Egypt's Ministry of Health recently convened a high-level conference in Cairo to plan a response to a possible terrorist attack involving anthrax or other biological weapons.

The Ministry of Health says there has not been a reported case of anthrax exposure to humans in Egypt in 20 years. But with a new, potential threat as the result of terrorism, the Health Ministry has put anthrax on its priority advisory list of health threats.

Dr. Mahmoud Abou el Nasr is the First Undersecretary for Primary Health Care and Prevention at the Egyptian Ministry of Health. He says all Egyptian hospitals, clinics, and health professionals are being taught to detect and make a diagnosis of possible anthrax exposure and other potential biological weapons. "We make a revising of our plan for the surveillance of this disease, make sure we have all what we need treatment for, its detection of any cases should they appear," he said. "So we revise our plan for this disease and other diseases, plague, which could be used as a biological weapon."

Egypt has a population of more than 65 million. The government says that it has only 10,000 doses of anthrax vaccine available. The Health Ministry says it would like to have 2 to 5 million doses, although it says it has sufficient quantities of antibiotics to treat all potential infections.

A high-ranking Egyptian government official says members of the general public would have a difficult time getting the anthrax vaccine because it is primarily reserved for the military.

Anthrax is a disease caused by a type of bacteria that often afflicts cattle, sheep, and other warm blooded animals. Human exposure can occur from contact to the skin, through food, or breathing airborne particles. Left untreated it is often fatal.

The Bush administration is planning to ask Congress for more money to purchase antibiotics to counter the threat of bioterrorism. Fears of a biological attack have been heightened by an increasing number of cases in the U.S. where people have tested positive for exposure to anthrax.

Dr. el Sa'id Aly Oun is the Undersecretary of Preventive Medicine at the Egyptian Health Ministry. He says the idea of distributing gas masks to the public has been discussed, but not everyone would get a mask. "Not for everybody," he said. "We have 65 million in Egypt. I do not expect we will have 65 million gas masks because it is expensive, but we must prepare at least a half a million gas masks to be prepared for any probability of this serious matter."

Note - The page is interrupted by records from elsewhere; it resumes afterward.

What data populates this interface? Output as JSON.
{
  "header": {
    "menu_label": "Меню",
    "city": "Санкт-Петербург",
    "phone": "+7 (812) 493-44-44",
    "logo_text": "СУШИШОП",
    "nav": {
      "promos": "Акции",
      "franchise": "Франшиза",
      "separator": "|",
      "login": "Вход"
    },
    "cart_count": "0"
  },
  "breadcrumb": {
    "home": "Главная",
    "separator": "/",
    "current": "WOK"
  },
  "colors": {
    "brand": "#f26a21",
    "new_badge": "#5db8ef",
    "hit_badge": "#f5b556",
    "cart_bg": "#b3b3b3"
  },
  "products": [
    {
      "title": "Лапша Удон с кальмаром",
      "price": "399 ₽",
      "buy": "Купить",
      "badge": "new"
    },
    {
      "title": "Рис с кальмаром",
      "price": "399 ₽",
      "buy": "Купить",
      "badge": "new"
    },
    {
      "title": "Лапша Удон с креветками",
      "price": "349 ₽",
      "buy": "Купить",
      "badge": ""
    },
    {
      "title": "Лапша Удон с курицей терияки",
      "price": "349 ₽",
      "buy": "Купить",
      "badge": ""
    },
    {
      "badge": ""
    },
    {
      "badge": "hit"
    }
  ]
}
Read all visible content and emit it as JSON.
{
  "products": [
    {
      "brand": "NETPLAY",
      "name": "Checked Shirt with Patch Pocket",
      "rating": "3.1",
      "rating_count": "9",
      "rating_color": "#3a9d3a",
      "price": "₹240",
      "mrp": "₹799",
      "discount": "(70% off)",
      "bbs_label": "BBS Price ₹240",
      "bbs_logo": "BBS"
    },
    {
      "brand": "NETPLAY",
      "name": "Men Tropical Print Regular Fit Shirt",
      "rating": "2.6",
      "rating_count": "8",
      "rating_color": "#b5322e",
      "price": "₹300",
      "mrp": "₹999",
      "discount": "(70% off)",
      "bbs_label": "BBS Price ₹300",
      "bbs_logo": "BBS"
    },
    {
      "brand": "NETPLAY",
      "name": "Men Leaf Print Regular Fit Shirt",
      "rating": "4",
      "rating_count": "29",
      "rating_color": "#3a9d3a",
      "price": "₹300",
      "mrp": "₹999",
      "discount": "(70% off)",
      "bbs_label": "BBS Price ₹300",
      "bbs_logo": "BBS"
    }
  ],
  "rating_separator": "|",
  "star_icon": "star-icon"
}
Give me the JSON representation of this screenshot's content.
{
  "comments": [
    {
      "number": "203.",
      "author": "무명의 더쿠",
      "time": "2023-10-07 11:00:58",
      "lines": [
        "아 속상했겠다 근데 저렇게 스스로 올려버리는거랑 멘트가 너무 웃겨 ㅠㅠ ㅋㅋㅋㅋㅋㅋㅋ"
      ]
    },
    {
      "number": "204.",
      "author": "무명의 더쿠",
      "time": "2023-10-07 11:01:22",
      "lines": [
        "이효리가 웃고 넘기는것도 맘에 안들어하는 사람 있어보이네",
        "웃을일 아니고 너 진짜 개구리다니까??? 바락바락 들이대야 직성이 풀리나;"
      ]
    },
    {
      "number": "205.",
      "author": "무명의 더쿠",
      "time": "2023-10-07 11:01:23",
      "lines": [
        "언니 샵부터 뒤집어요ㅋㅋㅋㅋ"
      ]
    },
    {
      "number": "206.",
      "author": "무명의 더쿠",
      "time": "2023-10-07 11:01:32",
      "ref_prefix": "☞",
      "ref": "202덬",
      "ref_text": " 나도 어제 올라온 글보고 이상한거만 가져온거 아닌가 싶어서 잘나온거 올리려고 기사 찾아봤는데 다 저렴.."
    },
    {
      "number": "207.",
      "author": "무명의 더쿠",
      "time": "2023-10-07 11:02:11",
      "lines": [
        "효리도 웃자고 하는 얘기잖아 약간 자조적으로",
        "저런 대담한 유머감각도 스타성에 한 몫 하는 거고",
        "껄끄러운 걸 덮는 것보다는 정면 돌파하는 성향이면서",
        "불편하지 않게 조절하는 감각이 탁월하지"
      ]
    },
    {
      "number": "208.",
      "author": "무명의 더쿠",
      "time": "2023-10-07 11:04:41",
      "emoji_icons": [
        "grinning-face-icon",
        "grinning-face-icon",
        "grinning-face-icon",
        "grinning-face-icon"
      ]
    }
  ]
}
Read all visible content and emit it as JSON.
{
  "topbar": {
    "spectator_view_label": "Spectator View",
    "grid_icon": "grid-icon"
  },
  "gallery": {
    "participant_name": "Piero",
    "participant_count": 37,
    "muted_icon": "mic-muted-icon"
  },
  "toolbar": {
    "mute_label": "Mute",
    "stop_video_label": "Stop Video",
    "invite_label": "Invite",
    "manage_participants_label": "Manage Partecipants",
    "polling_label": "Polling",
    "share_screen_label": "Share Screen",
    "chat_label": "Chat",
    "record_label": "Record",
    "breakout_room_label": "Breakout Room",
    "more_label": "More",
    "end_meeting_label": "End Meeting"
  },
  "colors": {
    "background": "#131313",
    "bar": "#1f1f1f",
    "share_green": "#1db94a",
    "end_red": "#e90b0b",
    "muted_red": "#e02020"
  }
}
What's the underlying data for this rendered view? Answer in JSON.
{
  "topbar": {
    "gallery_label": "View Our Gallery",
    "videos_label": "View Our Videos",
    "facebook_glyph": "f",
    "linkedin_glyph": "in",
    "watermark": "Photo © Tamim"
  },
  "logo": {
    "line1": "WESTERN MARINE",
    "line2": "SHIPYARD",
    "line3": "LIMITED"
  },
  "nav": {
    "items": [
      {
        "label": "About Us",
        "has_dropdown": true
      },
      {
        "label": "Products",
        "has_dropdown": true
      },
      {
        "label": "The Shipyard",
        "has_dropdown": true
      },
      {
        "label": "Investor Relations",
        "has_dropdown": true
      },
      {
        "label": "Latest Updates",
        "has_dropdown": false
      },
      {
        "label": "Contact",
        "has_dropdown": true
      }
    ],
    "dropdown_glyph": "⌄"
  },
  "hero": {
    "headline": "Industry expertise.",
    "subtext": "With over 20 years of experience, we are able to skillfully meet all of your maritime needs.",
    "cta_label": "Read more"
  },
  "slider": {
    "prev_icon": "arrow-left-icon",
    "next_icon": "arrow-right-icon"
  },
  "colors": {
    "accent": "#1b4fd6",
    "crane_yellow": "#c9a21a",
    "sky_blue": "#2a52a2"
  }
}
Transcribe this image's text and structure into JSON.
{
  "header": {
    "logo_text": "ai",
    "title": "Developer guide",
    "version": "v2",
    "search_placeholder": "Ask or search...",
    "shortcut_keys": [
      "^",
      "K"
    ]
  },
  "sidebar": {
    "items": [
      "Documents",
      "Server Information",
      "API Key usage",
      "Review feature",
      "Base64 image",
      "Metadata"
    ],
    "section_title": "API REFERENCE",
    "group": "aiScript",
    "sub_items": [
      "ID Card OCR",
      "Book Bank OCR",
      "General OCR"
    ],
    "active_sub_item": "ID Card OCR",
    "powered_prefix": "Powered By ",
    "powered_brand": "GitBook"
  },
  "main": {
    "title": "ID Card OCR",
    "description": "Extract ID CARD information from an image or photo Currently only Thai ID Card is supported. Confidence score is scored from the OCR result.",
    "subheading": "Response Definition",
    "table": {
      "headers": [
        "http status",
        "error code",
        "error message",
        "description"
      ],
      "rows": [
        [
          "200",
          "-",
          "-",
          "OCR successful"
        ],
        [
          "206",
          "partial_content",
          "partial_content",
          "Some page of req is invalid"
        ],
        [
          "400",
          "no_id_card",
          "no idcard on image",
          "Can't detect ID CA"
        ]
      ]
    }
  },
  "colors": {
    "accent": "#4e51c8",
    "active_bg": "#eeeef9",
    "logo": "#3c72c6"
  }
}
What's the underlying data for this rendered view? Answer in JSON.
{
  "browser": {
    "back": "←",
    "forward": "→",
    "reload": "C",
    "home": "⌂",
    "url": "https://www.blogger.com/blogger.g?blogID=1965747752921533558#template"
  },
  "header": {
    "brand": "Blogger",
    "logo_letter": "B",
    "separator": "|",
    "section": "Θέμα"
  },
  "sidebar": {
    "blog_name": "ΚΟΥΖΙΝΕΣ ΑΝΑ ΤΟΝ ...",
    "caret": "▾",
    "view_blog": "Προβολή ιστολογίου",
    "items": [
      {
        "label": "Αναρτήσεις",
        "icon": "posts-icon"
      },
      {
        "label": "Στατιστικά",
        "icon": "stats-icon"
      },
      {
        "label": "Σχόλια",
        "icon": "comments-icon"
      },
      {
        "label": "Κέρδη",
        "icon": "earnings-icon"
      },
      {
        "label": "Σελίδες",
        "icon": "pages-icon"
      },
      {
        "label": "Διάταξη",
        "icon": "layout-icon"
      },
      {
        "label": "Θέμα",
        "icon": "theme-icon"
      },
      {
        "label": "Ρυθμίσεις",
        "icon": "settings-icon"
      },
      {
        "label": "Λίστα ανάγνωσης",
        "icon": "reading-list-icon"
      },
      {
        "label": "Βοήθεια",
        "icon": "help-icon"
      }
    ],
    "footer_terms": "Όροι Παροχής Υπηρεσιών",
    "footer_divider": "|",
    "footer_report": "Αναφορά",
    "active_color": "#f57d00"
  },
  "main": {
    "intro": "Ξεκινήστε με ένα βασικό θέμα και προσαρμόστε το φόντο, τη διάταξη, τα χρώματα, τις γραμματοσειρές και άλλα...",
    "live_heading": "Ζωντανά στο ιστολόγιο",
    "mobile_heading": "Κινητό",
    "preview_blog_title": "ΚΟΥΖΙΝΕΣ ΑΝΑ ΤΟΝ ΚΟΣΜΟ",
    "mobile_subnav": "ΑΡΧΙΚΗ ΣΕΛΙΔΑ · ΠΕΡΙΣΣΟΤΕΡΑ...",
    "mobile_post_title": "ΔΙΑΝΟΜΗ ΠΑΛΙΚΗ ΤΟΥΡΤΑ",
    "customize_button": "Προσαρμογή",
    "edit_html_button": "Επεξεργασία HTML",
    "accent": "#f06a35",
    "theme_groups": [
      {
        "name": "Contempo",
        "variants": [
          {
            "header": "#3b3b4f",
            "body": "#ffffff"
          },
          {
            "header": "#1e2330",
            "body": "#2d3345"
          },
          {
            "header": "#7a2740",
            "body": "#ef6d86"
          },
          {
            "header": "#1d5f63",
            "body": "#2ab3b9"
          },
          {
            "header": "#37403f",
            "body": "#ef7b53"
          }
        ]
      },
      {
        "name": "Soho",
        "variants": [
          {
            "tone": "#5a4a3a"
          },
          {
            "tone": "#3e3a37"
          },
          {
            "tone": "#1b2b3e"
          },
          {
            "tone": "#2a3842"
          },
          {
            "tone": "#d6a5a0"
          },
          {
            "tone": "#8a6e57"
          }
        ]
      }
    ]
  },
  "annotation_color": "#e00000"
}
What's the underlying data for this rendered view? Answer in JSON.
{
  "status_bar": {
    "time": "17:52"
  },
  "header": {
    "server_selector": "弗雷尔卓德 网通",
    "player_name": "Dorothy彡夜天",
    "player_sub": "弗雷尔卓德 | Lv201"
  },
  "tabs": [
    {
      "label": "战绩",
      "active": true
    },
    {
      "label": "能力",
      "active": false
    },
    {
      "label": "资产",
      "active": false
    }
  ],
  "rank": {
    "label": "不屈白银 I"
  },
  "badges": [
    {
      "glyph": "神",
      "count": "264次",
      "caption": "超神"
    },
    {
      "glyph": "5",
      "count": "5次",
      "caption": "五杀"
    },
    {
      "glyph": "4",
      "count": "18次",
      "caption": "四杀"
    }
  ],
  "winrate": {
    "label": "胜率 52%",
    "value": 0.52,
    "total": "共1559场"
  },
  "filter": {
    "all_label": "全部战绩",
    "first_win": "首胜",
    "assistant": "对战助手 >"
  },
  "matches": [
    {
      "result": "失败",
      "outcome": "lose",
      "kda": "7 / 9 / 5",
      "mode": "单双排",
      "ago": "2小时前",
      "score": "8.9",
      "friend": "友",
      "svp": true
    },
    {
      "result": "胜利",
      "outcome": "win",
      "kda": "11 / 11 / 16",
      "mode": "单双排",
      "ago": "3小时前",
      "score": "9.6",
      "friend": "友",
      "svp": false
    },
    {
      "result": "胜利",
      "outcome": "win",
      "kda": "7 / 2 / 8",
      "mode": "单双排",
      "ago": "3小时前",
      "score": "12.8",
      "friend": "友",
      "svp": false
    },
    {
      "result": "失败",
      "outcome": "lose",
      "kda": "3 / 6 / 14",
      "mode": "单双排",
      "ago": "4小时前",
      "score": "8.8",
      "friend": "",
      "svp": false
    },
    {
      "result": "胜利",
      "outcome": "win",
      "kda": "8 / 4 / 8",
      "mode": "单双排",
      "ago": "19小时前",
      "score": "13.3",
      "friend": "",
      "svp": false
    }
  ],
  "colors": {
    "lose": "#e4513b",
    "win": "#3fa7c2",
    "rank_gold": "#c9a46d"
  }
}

Egyptian health officials say they are confident that with their current surveillance system for infectious diseases, along with regular hospital and agricultural advisories, that the best they can do to prepare for a potential biological attack is being done.